News Archive
IN/FLUX at Pelham Art Center

Pelham Art Center presents IN/FLUX (Sept. 20th – Nov. 3rd), a visual art exhibition of people in flux, or an influx of people, bringing together immigrant and first generation artists curated by Executive Director Charlotte Mouquin and Gallery Advisory Board Member Victoria Rolett. Each artist responds to immigration stories through their unique vantage point in a time of diverging world views. Challenging norms, these artists place an up-close lens on historical and present-day issues surrounding traversing the globe, including the travails of oppression betwixt borders. Utilizing a variety of art media, they reflect the complexity of immigrant experience through installation, sculpture, encaustic, photography, design, collage, and bio art.
Artists: Corina S. Alvarezdelugo (Venezuelan) , Selin Balci (Turkish), Nicky Enright (Ecuadorian-American), David Rios Ferreira (first generation Puerto Rican), Alejandra Hernandez (first generation Mexican), Jenny Polak (British), Omid Shekari (Iranian), Ruben Natal San Miguel (Puerto Rican), Natalia Nakazawa (first generation Uruguayan/Japanese American) and Victoria-Idongesit Udondian (Nigerian).

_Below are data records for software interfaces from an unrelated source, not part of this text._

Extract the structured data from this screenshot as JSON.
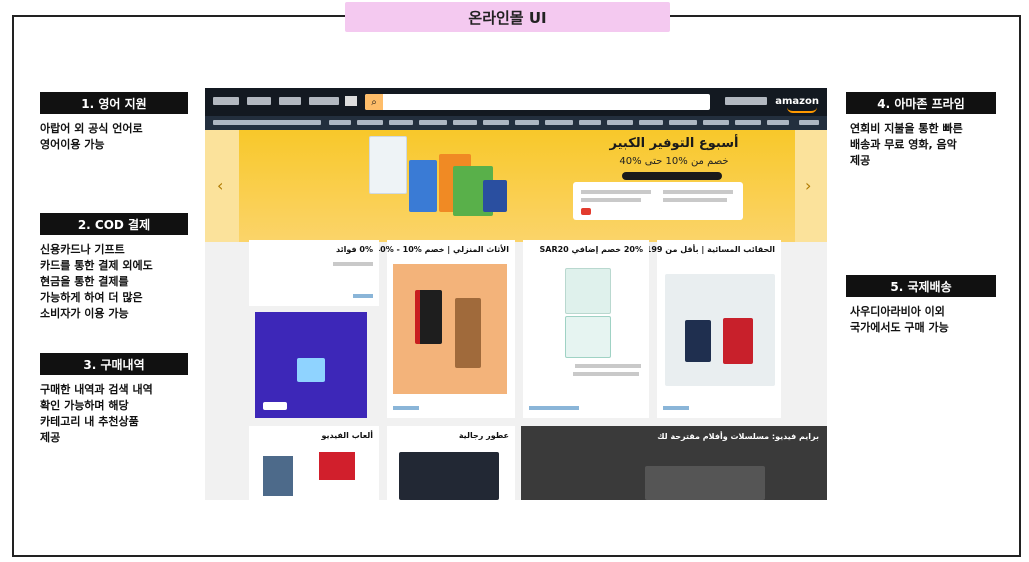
{
  "page": {
    "title": "온라인몰 UI"
  },
  "annotations": {
    "left": [
      {
        "label": "1. 영어 지원",
        "desc_lines": [
          "아랍어 외 공식 언어로",
          "영어이용 가능"
        ]
      },
      {
        "label": "2. COD 결제",
        "desc_lines": [
          "신용카드나 기프트",
          "카드를 통한 결제 외에도",
          "현금을 통한 결제를",
          "가능하게 하여 더 많은",
          "소비자가 이용 가능"
        ]
      },
      {
        "label": "3. 구매내역",
        "desc_lines": [
          "구매한 내역과 검색 내역",
          "확인 가능하며 해당",
          "카테고리 내 추천상품",
          "제공"
        ]
      }
    ],
    "right": [
      {
        "label": "4. 아마존 프라임",
        "desc_lines": [
          "연회비 지불을 통한 빠른",
          "배송과 무료 영화, 음악",
          "제공"
        ]
      },
      {
        "label": "5. 국제배송",
        "desc_lines": [
          "사우디아라비아 이외",
          "국가에서도 구매 가능"
        ]
      }
    ]
  },
  "screenshot": {
    "logo": "amazon",
    "hero": {
      "title": "أسبوع التوفير الكبير",
      "subtitle": "خصم من %10 حتى %40"
    },
    "cards": [
      {
        "title": "الحقائب المسائية | بأقل من 199 ريال"
      },
      {
        "title": "20% خصم إضافي SAR20"
      },
      {
        "title": "الأثاث المنزلي | خصم %10 - %40"
      },
      {
        "title": "0% فوائد"
      },
      {
        "title": "ألعاب الفيديو"
      },
      {
        "title": "عطور رجالية"
      },
      {
        "title": "برايم فيديو: مسلسلات وأفلام مقترحة لك"
      }
    ]
  },
  "colors": {
    "title_tab_bg": "#f4c9f0",
    "label_bg": "#111111",
    "amazon_nav": "#131921",
    "amazon_orange": "#ff9900",
    "hero_yellow": "#f8c82a"
  }
}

Finalist for Baker Artist Award

These 38 artists were selected from over 900 artists who created a Baker Artist Portfolio in 2019. An anonymous jury selects artists who exemplify excellence in three areas: mastery of craft, artistic excellence, and a unique vision.

By Eli Zeger, City Paper

"Selin Balci also considers space exploration, though it's from a more removed perspective. Balci’s piece is a magnified image of a series of petri dishes, with each simultaneously functioning as zoomed-in representations of cells. It's large and spreads across most of the wall—most visible, like a microscope, from far away. When you take three or four steps back, ‘Land’ forms a constellation of sorts in which the dishes are gathered in clusters that meander in a downward slope. In the past, Balci has organized them into the worldmap, and in ‘Land’ she uses these petri dishes, which quarantine the smallest of humanly known substances and each act like their own star, to emblematize outer space phenomena—the most humanly inconceivable shit ever, really. The piece is a convergence of the most extreme forms of zooming-in and zooming-out. For Balci, microscopes might as well be telescopes."